(Page and application data records)
****************************************

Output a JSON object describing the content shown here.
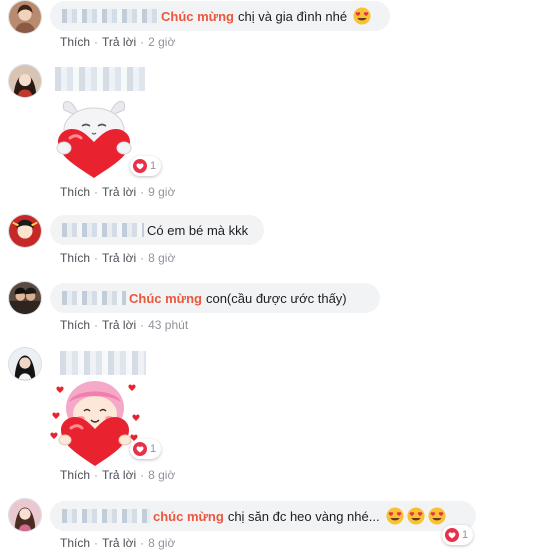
{
  "comments": [
    {
      "highlight": "Chúc mừng",
      "message": "chị và gia đình nhé",
      "emoji": "heart-eyes-emoji",
      "actions": {
        "like": "Thích",
        "reply": "Trả lời",
        "time": "2 giờ"
      }
    },
    {
      "sticker": "bunny-hugging-heart-sticker",
      "reaction_count": "1",
      "actions": {
        "like": "Thích",
        "reply": "Trả lời",
        "time": "9 giờ"
      }
    },
    {
      "message": "Có em bé mà kkk",
      "actions": {
        "like": "Thích",
        "reply": "Trả lời",
        "time": "8 giờ"
      }
    },
    {
      "highlight": "Chúc mừng",
      "message": "con(cầu được ước thấy)",
      "actions": {
        "like": "Thích",
        "reply": "Trả lời",
        "time": "43 phút"
      }
    },
    {
      "sticker": "girl-hugging-heart-sticker",
      "reaction_count": "1",
      "actions": {
        "like": "Thích",
        "reply": "Trả lời",
        "time": "8 giờ"
      }
    },
    {
      "highlight": "chúc mừng",
      "message": "chị săn đc heo vàng nhé...",
      "emoji": "heart-eyes-emoji",
      "reaction_count": "1",
      "actions": {
        "like": "Thích",
        "reply": "Trả lời",
        "time": "8 giờ"
      }
    }
  ],
  "colors": {
    "highlight": "#e9573f",
    "bubble": "#f2f3f5",
    "action_link": "#4b4f56",
    "muted": "#90949c",
    "reaction_heart": "#e8304a"
  }
}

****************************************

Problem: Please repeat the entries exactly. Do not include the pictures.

Answer below:
Output a JSON object describing the content shown here.
{
  "comments": [
    {
      "highlight": "Chúc mừng",
      "message": "chị và gia đình nhé",
      "emoji": "heart-eyes-emoji",
      "actions": {
        "like": "Thích",
        "reply": "Trả lời",
        "time": "2 giờ"
      }
    },
    {
      "sticker": "bunny-hugging-heart-sticker",
      "reaction_count": "1",
      "actions": {
        "like": "Thích",
        "reply": "Trả lời",
        "time": "9 giờ"
      }
    },
    {
      "message": "Có em bé mà kkk",
      "actions": {
        "like": "Thích",
        "reply": "Trả lời",
        "time": "8 giờ"
      }
    },
    {
      "highlight": "Chúc mừng",
      "message": "con(cầu được ước thấy)",
      "actions": {
        "like": "Thích",
        "reply": "Trả lời",
        "time": "43 phút"
      }
    },
    {
      "sticker": "girl-hugging-heart-sticker",
      "reaction_count": "1",
      "actions": {
        "like": "Thích",
        "reply": "Trả lời",
        "time": "8 giờ"
      }
    },
    {
      "highlight": "chúc mừng",
      "message": "chị săn đc heo vàng nhé...",
      "emoji": "heart-eyes-emoji",
      "reaction_count": "1",
      "actions": {
        "like": "Thích",
        "reply": "Trả lời",
        "time": "8 giờ"
      }
    }
  ],
  "colors": {
    "highlight": "#e9573f",
    "bubble": "#f2f3f5",
    "action_link": "#4b4f56",
    "muted": "#90949c",
    "reaction_heart": "#e8304a"
  }
}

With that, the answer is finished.